EXERCISE BRIEF -
Without the pictures, output the records below exactly as they are.

Dataset rows for apps and sites
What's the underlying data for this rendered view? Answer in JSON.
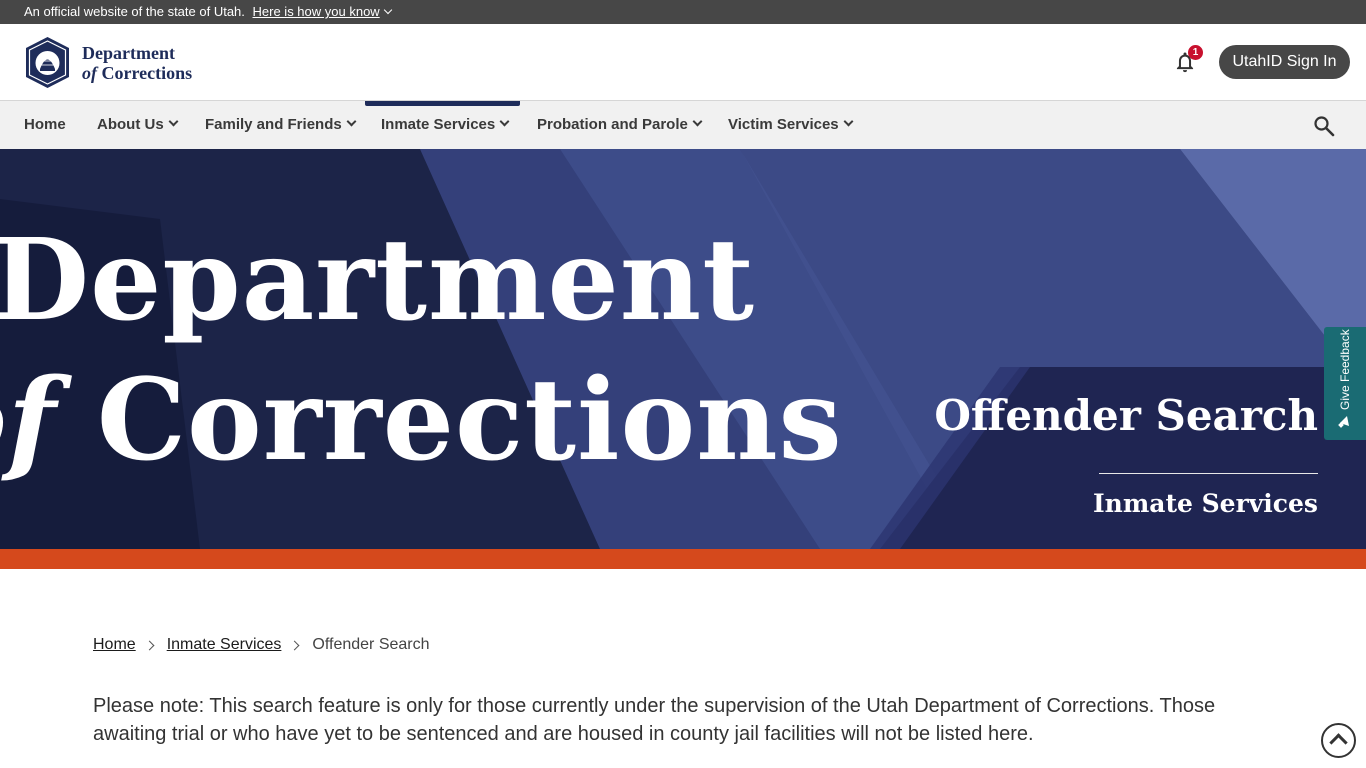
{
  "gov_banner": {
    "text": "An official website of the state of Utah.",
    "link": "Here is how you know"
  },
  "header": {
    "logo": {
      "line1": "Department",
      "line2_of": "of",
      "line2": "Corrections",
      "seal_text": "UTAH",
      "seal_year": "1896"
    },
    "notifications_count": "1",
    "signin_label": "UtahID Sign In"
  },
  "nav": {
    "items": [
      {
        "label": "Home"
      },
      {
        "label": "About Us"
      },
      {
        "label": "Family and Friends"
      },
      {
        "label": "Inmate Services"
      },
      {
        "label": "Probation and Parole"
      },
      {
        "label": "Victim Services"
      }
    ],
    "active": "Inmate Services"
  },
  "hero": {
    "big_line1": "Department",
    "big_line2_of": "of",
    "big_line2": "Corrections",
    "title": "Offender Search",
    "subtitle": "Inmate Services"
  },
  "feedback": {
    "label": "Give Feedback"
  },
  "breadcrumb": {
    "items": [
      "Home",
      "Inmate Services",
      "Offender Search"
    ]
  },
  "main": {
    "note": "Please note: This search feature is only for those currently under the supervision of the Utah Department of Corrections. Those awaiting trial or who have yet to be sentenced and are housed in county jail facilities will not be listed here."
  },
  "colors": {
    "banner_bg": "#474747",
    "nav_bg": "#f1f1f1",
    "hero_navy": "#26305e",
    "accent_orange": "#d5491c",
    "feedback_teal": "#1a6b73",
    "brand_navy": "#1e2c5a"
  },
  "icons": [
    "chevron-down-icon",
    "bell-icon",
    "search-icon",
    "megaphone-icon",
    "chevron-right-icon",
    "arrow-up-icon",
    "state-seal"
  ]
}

TASK ANSWER -
What's the underlying data for this rendered view? Answer in JSON.
{
  "gov_banner": {
    "text": "An official website of the state of Utah.",
    "link": "Here is how you know"
  },
  "header": {
    "logo": {
      "line1": "Department",
      "line2_of": "of",
      "line2": "Corrections",
      "seal_text": "UTAH",
      "seal_year": "1896"
    },
    "notifications_count": "1",
    "signin_label": "UtahID Sign In"
  },
  "nav": {
    "items": [
      {
        "label": "Home"
      },
      {
        "label": "About Us"
      },
      {
        "label": "Family and Friends"
      },
      {
        "label": "Inmate Services"
      },
      {
        "label": "Probation and Parole"
      },
      {
        "label": "Victim Services"
      }
    ],
    "active": "Inmate Services"
  },
  "hero": {
    "big_line1": "Department",
    "big_line2_of": "of",
    "big_line2": "Corrections",
    "title": "Offender Search",
    "subtitle": "Inmate Services"
  },
  "feedback": {
    "label": "Give Feedback"
  },
  "breadcrumb": {
    "items": [
      "Home",
      "Inmate Services",
      "Offender Search"
    ]
  },
  "main": {
    "note": "Please note: This search feature is only for those currently under the supervision of the Utah Department of Corrections. Those awaiting trial or who have yet to be sentenced and are housed in county jail facilities will not be listed here."
  },
  "colors": {
    "banner_bg": "#474747",
    "nav_bg": "#f1f1f1",
    "hero_navy": "#26305e",
    "accent_orange": "#d5491c",
    "feedback_teal": "#1a6b73",
    "brand_navy": "#1e2c5a"
  },
  "icons": [
    "chevron-down-icon",
    "bell-icon",
    "search-icon",
    "megaphone-icon",
    "chevron-right-icon",
    "arrow-up-icon",
    "state-seal"
  ]
}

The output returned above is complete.